Given your traumatic experience have you thought about EDMR? I was offered it when I saw DD with her Dad and although I participated in mediation with the fuckwit for fifteen months, I was taken aback by the strength of feelings I had when seeing him with her. I didn't undergo EDMR in the end but DD (8) is now being offered it because her father's decision to terminate contact with her, has triggered visions of him assaulting me when she was 2.5.

I am a not a victim but a survivor. However, the shit DD has to process because of her father is very upsetting but I try not to be too hard on myself when I'm feeling vulnerable because I know for me, the feeling is temporary.
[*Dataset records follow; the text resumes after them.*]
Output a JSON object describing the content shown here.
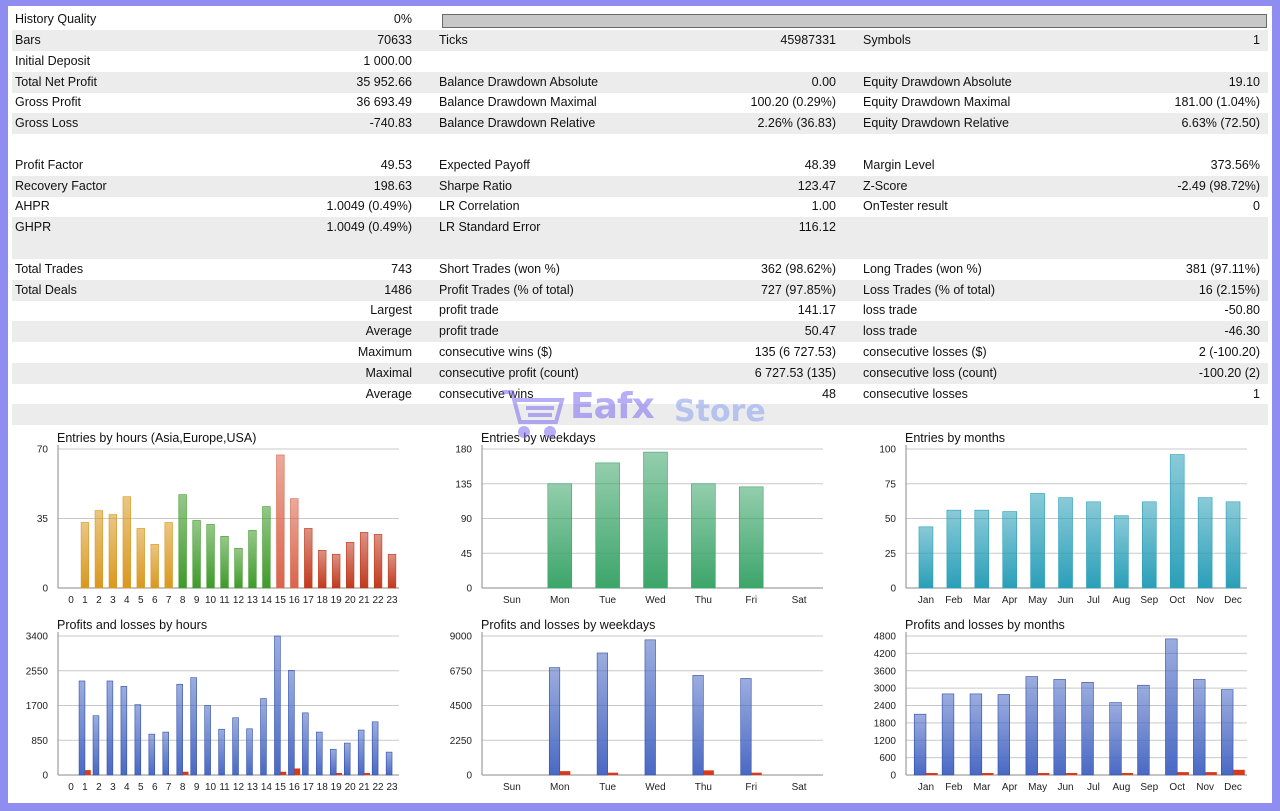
{
  "history_quality": {
    "label": "History Quality",
    "value": "0%",
    "progress": 0
  },
  "stats_rows": [
    {
      "shade": true,
      "cells": [
        [
          "Bars",
          "70633"
        ],
        [
          "Ticks",
          "45987331"
        ],
        [
          "Symbols",
          "1"
        ]
      ]
    },
    {
      "shade": false,
      "cells": [
        [
          "Initial Deposit",
          "1 000.00"
        ],
        [
          "",
          ""
        ],
        [
          "",
          ""
        ]
      ]
    },
    {
      "shade": true,
      "cells": [
        [
          "Total Net Profit",
          "35 952.66"
        ],
        [
          "Balance Drawdown Absolute",
          "0.00"
        ],
        [
          "Equity Drawdown Absolute",
          "19.10"
        ]
      ]
    },
    {
      "shade": false,
      "cells": [
        [
          "Gross Profit",
          "36 693.49"
        ],
        [
          "Balance Drawdown Maximal",
          "100.20 (0.29%)"
        ],
        [
          "Equity Drawdown Maximal",
          "181.00 (1.04%)"
        ]
      ]
    },
    {
      "shade": true,
      "cells": [
        [
          "Gross Loss",
          "-740.83"
        ],
        [
          "Balance Drawdown Relative",
          "2.26% (36.83)"
        ],
        [
          "Equity Drawdown Relative",
          "6.63% (72.50)"
        ]
      ]
    },
    {
      "shade": false,
      "cells": [
        [
          "",
          ""
        ],
        [
          "",
          ""
        ],
        [
          "",
          ""
        ]
      ]
    },
    {
      "shade": false,
      "cells": [
        [
          "Profit Factor",
          "49.53"
        ],
        [
          "Expected Payoff",
          "48.39"
        ],
        [
          "Margin Level",
          "373.56%"
        ]
      ]
    },
    {
      "shade": true,
      "cells": [
        [
          "Recovery Factor",
          "198.63"
        ],
        [
          "Sharpe Ratio",
          "123.47"
        ],
        [
          "Z-Score",
          "-2.49 (98.72%)"
        ]
      ]
    },
    {
      "shade": false,
      "cells": [
        [
          "AHPR",
          "1.0049 (0.49%)"
        ],
        [
          "LR Correlation",
          "1.00"
        ],
        [
          "OnTester result",
          "0"
        ]
      ]
    },
    {
      "shade": true,
      "cells": [
        [
          "GHPR",
          "1.0049 (0.49%)"
        ],
        [
          "LR Standard Error",
          "116.12"
        ],
        [
          "",
          ""
        ]
      ]
    },
    {
      "shade": true,
      "cells": [
        [
          "",
          ""
        ],
        [
          "",
          ""
        ],
        [
          "",
          ""
        ]
      ]
    },
    {
      "shade": false,
      "cells": [
        [
          "Total Trades",
          "743"
        ],
        [
          "Short Trades (won %)",
          "362 (98.62%)"
        ],
        [
          "Long Trades (won %)",
          "381 (97.11%)"
        ]
      ]
    },
    {
      "shade": true,
      "cells": [
        [
          "Total Deals",
          "1486"
        ],
        [
          "Profit Trades (% of total)",
          "727 (97.85%)"
        ],
        [
          "Loss Trades (% of total)",
          "16 (2.15%)"
        ]
      ]
    },
    {
      "shade": false,
      "rlabel": "Largest",
      "cells": [
        [
          "",
          ""
        ],
        [
          "profit trade",
          "141.17"
        ],
        [
          "loss trade",
          "-50.80"
        ]
      ]
    },
    {
      "shade": true,
      "rlabel": "Average",
      "cells": [
        [
          "",
          ""
        ],
        [
          "profit trade",
          "50.47"
        ],
        [
          "loss trade",
          "-46.30"
        ]
      ]
    },
    {
      "shade": false,
      "rlabel": "Maximum",
      "cells": [
        [
          "",
          ""
        ],
        [
          "consecutive wins ($)",
          "135 (6 727.53)"
        ],
        [
          "consecutive losses ($)",
          "2 (-100.20)"
        ]
      ]
    },
    {
      "shade": true,
      "rlabel": "Maximal",
      "cells": [
        [
          "",
          ""
        ],
        [
          "consecutive profit (count)",
          "6 727.53 (135)"
        ],
        [
          "consecutive loss (count)",
          "-100.20 (2)"
        ]
      ]
    },
    {
      "shade": false,
      "rlabel": "Average",
      "cells": [
        [
          "",
          ""
        ],
        [
          "consecutive wins",
          "48"
        ],
        [
          "consecutive losses",
          "1"
        ]
      ]
    },
    {
      "shade": true,
      "cells": [
        [
          "",
          ""
        ],
        [
          "",
          ""
        ],
        [
          "",
          ""
        ]
      ]
    }
  ],
  "watermark": {
    "brand": "Eafx",
    "suffix": "Store"
  },
  "chart_data": [
    {
      "type": "bar",
      "title": "Entries by hours (Asia,Europe,USA)",
      "categories": [
        "0",
        "1",
        "2",
        "3",
        "4",
        "5",
        "6",
        "7",
        "8",
        "9",
        "10",
        "11",
        "12",
        "13",
        "14",
        "15",
        "16",
        "17",
        "18",
        "19",
        "20",
        "21",
        "22",
        "23"
      ],
      "values": [
        0,
        33,
        39,
        37,
        46,
        30,
        22,
        33,
        47,
        34,
        32,
        26,
        20,
        29,
        41,
        67,
        45,
        30,
        19,
        17,
        23,
        28,
        27,
        17
      ],
      "yticks": [
        0,
        35,
        70
      ],
      "ylim": [
        0,
        70
      ],
      "colors": [
        "#d99820",
        "#d99820",
        "#d99820",
        "#d99820",
        "#d99820",
        "#d99820",
        "#d99820",
        "#d99820",
        "#3f9a2a",
        "#3f9a2a",
        "#3f9a2a",
        "#3f9a2a",
        "#3f9a2a",
        "#3f9a2a",
        "#3f9a2a",
        "#d9644a",
        "#d9644a",
        "#c0391e",
        "#c0391e",
        "#c0391e",
        "#c0391e",
        "#c0391e",
        "#c0391e",
        "#c0391e"
      ]
    },
    {
      "type": "bar",
      "title": "Entries by weekdays",
      "categories": [
        "Sun",
        "Mon",
        "Tue",
        "Wed",
        "Thu",
        "Fri",
        "Sat"
      ],
      "values": [
        0,
        135,
        162,
        176,
        135,
        131,
        0
      ],
      "yticks": [
        0,
        45,
        90,
        135,
        180
      ],
      "ylim": [
        0,
        180
      ],
      "colors": [
        "#3ca56a"
      ]
    },
    {
      "type": "bar",
      "title": "Entries by months",
      "categories": [
        "Jan",
        "Feb",
        "Mar",
        "Apr",
        "May",
        "Jun",
        "Jul",
        "Aug",
        "Sep",
        "Oct",
        "Nov",
        "Dec"
      ],
      "values": [
        44,
        56,
        56,
        55,
        68,
        65,
        62,
        52,
        62,
        96,
        65,
        62
      ],
      "yticks": [
        0,
        25,
        50,
        75,
        100
      ],
      "ylim": [
        0,
        100
      ],
      "colors": [
        "#2a9fb8"
      ]
    },
    {
      "type": "bar",
      "title": "Profits and losses by hours",
      "categories": [
        "0",
        "1",
        "2",
        "3",
        "4",
        "5",
        "6",
        "7",
        "8",
        "9",
        "10",
        "11",
        "12",
        "13",
        "14",
        "15",
        "16",
        "17",
        "18",
        "19",
        "20",
        "21",
        "22",
        "23"
      ],
      "series": [
        {
          "name": "profit",
          "values": [
            0,
            2300,
            1450,
            2300,
            2170,
            1720,
            1000,
            1050,
            2220,
            2380,
            1700,
            1120,
            1400,
            1130,
            1870,
            3400,
            2560,
            1520,
            1050,
            630,
            780,
            1100,
            1300,
            560
          ]
        },
        {
          "name": "loss",
          "values": [
            0,
            120,
            0,
            0,
            0,
            0,
            0,
            0,
            80,
            0,
            0,
            0,
            0,
            0,
            0,
            80,
            160,
            0,
            0,
            40,
            0,
            50,
            0,
            0
          ]
        }
      ],
      "yticks": [
        0,
        850,
        1700,
        2550,
        3400
      ],
      "ylim": [
        0,
        3400
      ],
      "colors": [
        "#4a69c4",
        "#d83a1a"
      ]
    },
    {
      "type": "bar",
      "title": "Profits and losses by weekdays",
      "categories": [
        "Sun",
        "Mon",
        "Tue",
        "Wed",
        "Thu",
        "Fri",
        "Sat"
      ],
      "series": [
        {
          "name": "profit",
          "values": [
            0,
            6950,
            7900,
            8750,
            6450,
            6250,
            0
          ]
        },
        {
          "name": "loss",
          "values": [
            0,
            250,
            150,
            0,
            300,
            150,
            0
          ]
        }
      ],
      "yticks": [
        0,
        2250,
        4500,
        6750,
        9000
      ],
      "ylim": [
        0,
        9000
      ],
      "colors": [
        "#4a69c4",
        "#d83a1a"
      ]
    },
    {
      "type": "bar",
      "title": "Profits and losses by months",
      "categories": [
        "Jan",
        "Feb",
        "Mar",
        "Apr",
        "May",
        "Jun",
        "Jul",
        "Aug",
        "Sep",
        "Oct",
        "Nov",
        "Dec"
      ],
      "series": [
        {
          "name": "profit",
          "values": [
            2100,
            2800,
            2800,
            2780,
            3400,
            3300,
            3200,
            2500,
            3100,
            4700,
            3300,
            2950
          ]
        },
        {
          "name": "loss",
          "values": [
            40,
            0,
            60,
            0,
            60,
            40,
            0,
            60,
            0,
            100,
            100,
            180
          ]
        }
      ],
      "yticks": [
        0,
        600,
        1200,
        1800,
        2400,
        3000,
        3600,
        4200,
        4800
      ],
      "ylim": [
        0,
        4800
      ],
      "colors": [
        "#4a69c4",
        "#d83a1a"
      ]
    }
  ]
}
Be kind to yourself.

pocketsaviour Fri 19-Jun-15 16:32:49

Brilliant post by shovetheholly

OP if you don't want to move areas (and why should you) then I think some more therapy might be in order, perhaps someone who can work with you on plans and tactics of what you could do if you did come face to face with him.

I'm not sure from your description if you have PTSD but there are certainly unresolved fears going on there, which can be addressed.
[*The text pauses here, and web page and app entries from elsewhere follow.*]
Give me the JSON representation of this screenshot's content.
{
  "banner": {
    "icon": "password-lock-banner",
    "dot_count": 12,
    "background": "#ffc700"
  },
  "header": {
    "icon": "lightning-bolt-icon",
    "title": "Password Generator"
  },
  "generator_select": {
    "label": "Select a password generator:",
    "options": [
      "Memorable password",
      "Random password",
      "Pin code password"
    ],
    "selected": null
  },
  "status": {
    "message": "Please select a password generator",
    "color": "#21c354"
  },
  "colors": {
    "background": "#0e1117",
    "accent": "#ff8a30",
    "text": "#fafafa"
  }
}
I have recently moved back to an area near (same county) where my abuser lives. He will now be 70 or so and I feel my reaction if I was to see him would be overwhelming anger and any fear I feel is more of what if I attacked him and ended up getting arrested, TBH. The really sad thing is that I don't think he would recognise me anyway.

But this "what if" scenario rarely crosses my mind. I consider my abuse issues resolved many years ago and I haven't experienced flashbacks for a very long time (decades).
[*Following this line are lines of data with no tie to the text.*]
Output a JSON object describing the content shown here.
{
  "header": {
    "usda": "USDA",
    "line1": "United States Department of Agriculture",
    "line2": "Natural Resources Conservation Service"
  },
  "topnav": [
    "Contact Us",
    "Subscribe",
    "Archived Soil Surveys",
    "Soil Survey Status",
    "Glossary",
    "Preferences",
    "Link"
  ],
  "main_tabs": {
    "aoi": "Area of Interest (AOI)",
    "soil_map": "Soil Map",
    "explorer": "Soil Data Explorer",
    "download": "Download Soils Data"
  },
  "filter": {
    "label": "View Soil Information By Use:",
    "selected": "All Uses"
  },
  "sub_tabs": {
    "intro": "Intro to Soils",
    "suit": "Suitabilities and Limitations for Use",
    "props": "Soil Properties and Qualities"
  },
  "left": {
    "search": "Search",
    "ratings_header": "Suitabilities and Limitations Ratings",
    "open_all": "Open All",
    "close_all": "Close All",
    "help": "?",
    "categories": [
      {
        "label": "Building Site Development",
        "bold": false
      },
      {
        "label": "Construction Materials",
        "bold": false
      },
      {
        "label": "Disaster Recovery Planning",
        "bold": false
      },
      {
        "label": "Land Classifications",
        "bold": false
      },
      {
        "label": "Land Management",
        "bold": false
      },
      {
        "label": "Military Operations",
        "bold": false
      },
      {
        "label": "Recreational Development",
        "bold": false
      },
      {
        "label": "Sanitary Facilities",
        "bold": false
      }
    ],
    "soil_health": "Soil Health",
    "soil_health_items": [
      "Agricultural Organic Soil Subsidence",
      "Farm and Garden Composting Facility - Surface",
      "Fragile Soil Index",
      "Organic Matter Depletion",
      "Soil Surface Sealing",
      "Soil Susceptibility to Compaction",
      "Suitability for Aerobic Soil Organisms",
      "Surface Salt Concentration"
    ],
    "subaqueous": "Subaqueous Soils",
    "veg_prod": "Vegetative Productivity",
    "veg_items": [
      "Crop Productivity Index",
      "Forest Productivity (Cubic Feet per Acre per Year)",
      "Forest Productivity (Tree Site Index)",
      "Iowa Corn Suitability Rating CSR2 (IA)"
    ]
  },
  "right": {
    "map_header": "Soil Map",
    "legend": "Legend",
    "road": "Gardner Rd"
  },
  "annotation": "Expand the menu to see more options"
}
You can and will move on to a better mental place where you feel more in control. flowers

ChaiseLounger Fri 19-Jun-15 16:38:52

I have recently been bullied for the last 6 years. I saw her for first time in a year. She was laughing and joking. I began to physically shake and was saddened by that.

You have my sympathy.

amarmai Fri 19-Jun-15 16:54:46

Are there some legal ways you can stop him getting off scott free ,then maybe you'll feel less victimised?

StaircaseAtTheUniversity Sat 20-Jun-15 10:02:42

Thanks all. Feeling generally better today than I did- been keeping myself busy.

For all those suggesting more therapy, I think you may be right. I've had quite a bit but maybe need a new "stage" of therapy if you know what I mean.

The thing I struggle with when I see him is the 14 year old girl that's still in me and wants his validation and attention and approval. So a big bit of me wants to see him and talk to him and get him to love me. Even though it's not the "true" part of me now, I really have to fight against that part of me when it strikes because I just want to phone him. It's awful too because the way things ended, I don't even think he would want to talk to me so it feels like rejection and then I'm angry with myself because I don't even WANT to talk to the duplicitous immoral wanker. I'm not articulating this very well but it's a massive lroblem

StaircaseAtTheUniversity Sat 20-Jun-15 10:04:19

Sorry posted too soon- it's a massive problem in my head.

As for can I do anything legally.... I don't know. Maybe. I reported him ten years ago but the police didn't care. That may have changed. But I know deep down that I don't want to report him because I don't want him to hate me. Which is ridiculous. And I don't want to seem like I've not moved on. But yes, deep down I would like to have some justice for what he did to me.

Join the discussion

Registering is free, easy, and means you can join in the discussion, watch threads, get discounts, win prizes and lots more.

Register now »

Already registered? Log in with: